DATA below:

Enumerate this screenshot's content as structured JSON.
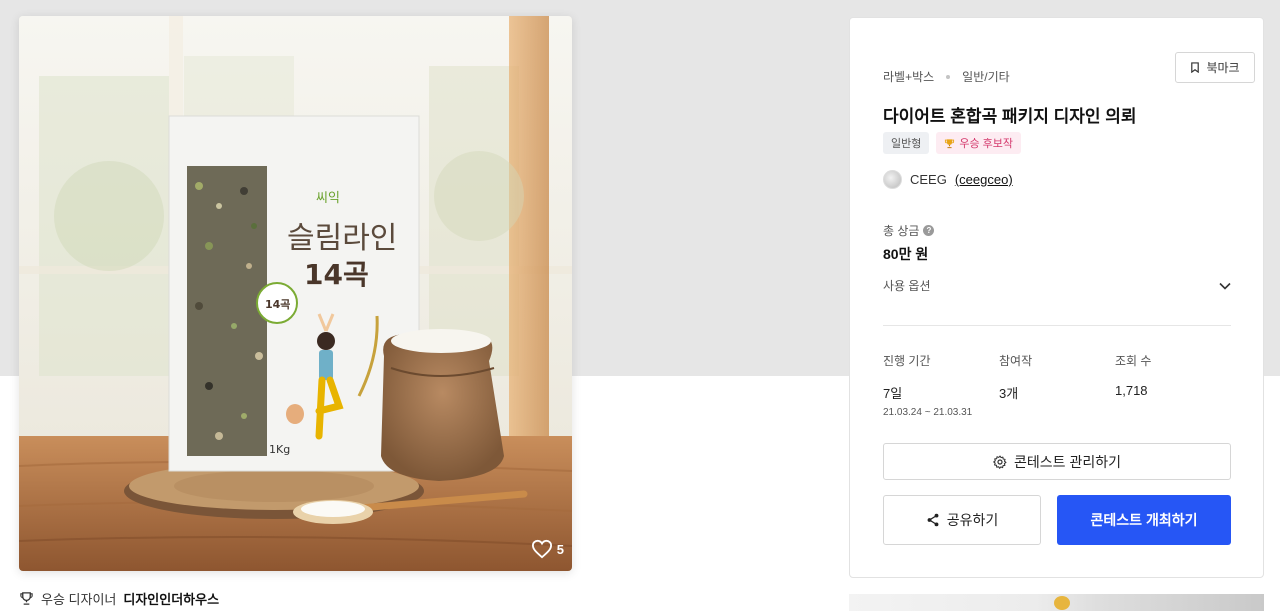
{
  "product_image": {
    "brand_text": "씨익",
    "product_name_line1": "슬림라인",
    "product_name_line2": "14곡",
    "seal_text": "14곡",
    "weight_text": "1Kg",
    "like_count": "5"
  },
  "winner": {
    "label": "우승 디자이너",
    "designer_name": "디자인인더하우스"
  },
  "panel": {
    "category_main": "라벨+박스",
    "category_sub": "일반/기타",
    "bookmark_label": "북마크",
    "title": "다이어트 혼합곡 패키지 디자인 의뢰",
    "badge_type": "일반형",
    "badge_winner": "우승 후보작",
    "host_name": "CEEG",
    "host_handle": "(ceegceo)",
    "prize_label": "총 상금",
    "prize_help": "?",
    "prize_value": "80만 원",
    "options_label": "사용 옵션",
    "stats": {
      "period_label": "진행 기간",
      "period_value": "7일",
      "period_range": "21.03.24 ~ 21.03.31",
      "entries_label": "참여작",
      "entries_value": "3개",
      "views_label": "조회 수",
      "views_value": "1,718"
    },
    "manage_button": "콘테스트 관리하기",
    "share_button": "공유하기",
    "host_button": "콘테스트 개최하기"
  },
  "colors": {
    "primary": "#2656f5",
    "winner_badge_text": "#d4386c",
    "winner_badge_bg": "#fdecf2"
  },
  "icons": [
    "bookmark-icon",
    "trophy-icon",
    "help-icon",
    "chevron-down-icon",
    "gear-icon",
    "share-icon",
    "heart-icon"
  ]
}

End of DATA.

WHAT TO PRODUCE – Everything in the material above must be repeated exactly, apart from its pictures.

RESPONSE TO THIS TASK –
Enumerate this screenshot's content as structured JSON.
{
  "product_image": {
    "brand_text": "씨익",
    "product_name_line1": "슬림라인",
    "product_name_line2": "14곡",
    "seal_text": "14곡",
    "weight_text": "1Kg",
    "like_count": "5"
  },
  "winner": {
    "label": "우승 디자이너",
    "designer_name": "디자인인더하우스"
  },
  "panel": {
    "category_main": "라벨+박스",
    "category_sub": "일반/기타",
    "bookmark_label": "북마크",
    "title": "다이어트 혼합곡 패키지 디자인 의뢰",
    "badge_type": "일반형",
    "badge_winner": "우승 후보작",
    "host_name": "CEEG",
    "host_handle": "(ceegceo)",
    "prize_label": "총 상금",
    "prize_help": "?",
    "prize_value": "80만 원",
    "options_label": "사용 옵션",
    "stats": {
      "period_label": "진행 기간",
      "period_value": "7일",
      "period_range": "21.03.24 ~ 21.03.31",
      "entries_label": "참여작",
      "entries_value": "3개",
      "views_label": "조회 수",
      "views_value": "1,718"
    },
    "manage_button": "콘테스트 관리하기",
    "share_button": "공유하기",
    "host_button": "콘테스트 개최하기"
  },
  "colors": {
    "primary": "#2656f5",
    "winner_badge_text": "#d4386c",
    "winner_badge_bg": "#fdecf2"
  },
  "icons": [
    "bookmark-icon",
    "trophy-icon",
    "help-icon",
    "chevron-down-icon",
    "gear-icon",
    "share-icon",
    "heart-icon"
  ]
}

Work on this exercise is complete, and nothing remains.